  • Limit exposure to the media: If you represent a company or individual in a PR crises limit media exposure to only when new and relevant information must be made public. Having frequent press conferences without new info to accommodate the press only results in the “old” negative news being rehashed, resulting in unkind stories. Trump continually held impromptu press questions with reporters on his way to boarding Marine One, often leading to “he said, she said” confrontations.
  • It’s the story that matters: Don’t expect soft ball questions from media buddies during a PR crisis despite having a past cordial relationship with them. Anticipate the questions and have prepared answers.
  • It’s the story that matters: Even publications that usually are in your client’s corner will run detailed negative stories during a media crisis. Don’t be pressured by your client to say that the information is inaccurate, unless you are willing to provide factual information backing up your claim.
  • It’s the venue that matters: Placing a CEO on friendly media to sugar coat a crises is tantamount to speaking to the choir. What is said is either discarded or scoffed at by neutral media.
  • Don’t Freelance Answers: Instead of giving incorrect information, which will led to additional negative questions and hurt the creditability of the spokesperson, it’s okay to tell a reporter, I’ll  check on it and get back to you. 

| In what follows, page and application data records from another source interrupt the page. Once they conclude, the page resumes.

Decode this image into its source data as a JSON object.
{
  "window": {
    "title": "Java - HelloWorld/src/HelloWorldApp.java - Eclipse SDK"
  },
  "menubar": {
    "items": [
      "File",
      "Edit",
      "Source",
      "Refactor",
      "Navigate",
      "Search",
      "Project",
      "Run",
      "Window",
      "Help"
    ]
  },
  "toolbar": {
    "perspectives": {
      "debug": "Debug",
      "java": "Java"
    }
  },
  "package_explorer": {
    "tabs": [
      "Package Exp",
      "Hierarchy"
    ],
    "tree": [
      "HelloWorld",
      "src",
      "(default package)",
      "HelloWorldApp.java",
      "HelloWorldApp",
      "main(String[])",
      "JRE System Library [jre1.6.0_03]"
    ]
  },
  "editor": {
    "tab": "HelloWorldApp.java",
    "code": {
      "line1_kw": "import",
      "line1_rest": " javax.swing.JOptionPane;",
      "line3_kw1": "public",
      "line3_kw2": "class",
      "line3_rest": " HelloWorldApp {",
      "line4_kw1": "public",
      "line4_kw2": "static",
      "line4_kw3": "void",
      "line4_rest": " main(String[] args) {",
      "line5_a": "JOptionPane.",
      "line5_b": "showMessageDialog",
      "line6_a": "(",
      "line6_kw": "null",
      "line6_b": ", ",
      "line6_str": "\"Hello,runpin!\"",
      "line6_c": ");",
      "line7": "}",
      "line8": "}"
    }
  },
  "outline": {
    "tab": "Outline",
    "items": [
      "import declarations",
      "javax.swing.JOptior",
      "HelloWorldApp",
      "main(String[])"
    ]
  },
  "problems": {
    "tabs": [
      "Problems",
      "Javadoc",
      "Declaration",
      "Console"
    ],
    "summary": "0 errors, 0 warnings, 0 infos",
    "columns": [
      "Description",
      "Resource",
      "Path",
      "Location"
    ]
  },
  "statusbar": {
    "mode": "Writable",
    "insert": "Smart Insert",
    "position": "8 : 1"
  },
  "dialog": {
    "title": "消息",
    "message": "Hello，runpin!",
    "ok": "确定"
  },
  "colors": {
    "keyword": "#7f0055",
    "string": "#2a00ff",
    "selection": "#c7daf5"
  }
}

What young PR people should realize is that the above should apply to all engagements with the media, PR crisis or not.

Trump, as a candidate and president and his spokespersons have provided a living example of how to create a PR crisis and then make it worse day-by-day. For people in communications schools and those already in our business, paying close attention to the drama on the political scene should be required reading and watching. All the lecturing of PR professors and reading every text book on media crises can’t provide a better learning tool of what not to do.

I also am a firm believer that after a major PR crisis occurs an entity or individual should hold a press conference, not necessarily during the first day or two after the news breaks but definitely within the week, when circumstances might be clearer. It might not deter negative media coverage from continuing, but at the minimum it will dispel the appearance of a cover-up and has the possibility of gaining a modicum of favorable coverage if the spokesperson answers all the questions.

One of the most asked question by a client during a PR crisis is how can you stop the negative overage? Of course, any honest PR advisor would tell clients that getting the press to stop negative coverage is impossible until the situation is resolved. And even then the crisis becomes part of the client’s DNA and can be revived as examples during others’ PR crises.  “Look forward” is what I would tell clients. “Don’t make excuses. Explain why the problem occurred and how you are going to fix it. And when it’s fixed, make a big deal about what you did.”

The Unspoken PR Tenet: Bad News Is Good News for Our Business By Arthur SolomonAbout the Author: Arthur Solomon, a former journalist, was a senior VP/senior counselor at Burson-Marsteller, and was responsible for restructuring, managing and playing key roles in some of the most significant national and international sports and non-sports programs. He also traveled internationally as a media adviser to high-ranking government officials. He now is a frequent contributor to public relations publications, consults on public relations projects and is on the Seoul Peace Prize nominating committee. He can be reached at arthursolomon4pr (at) or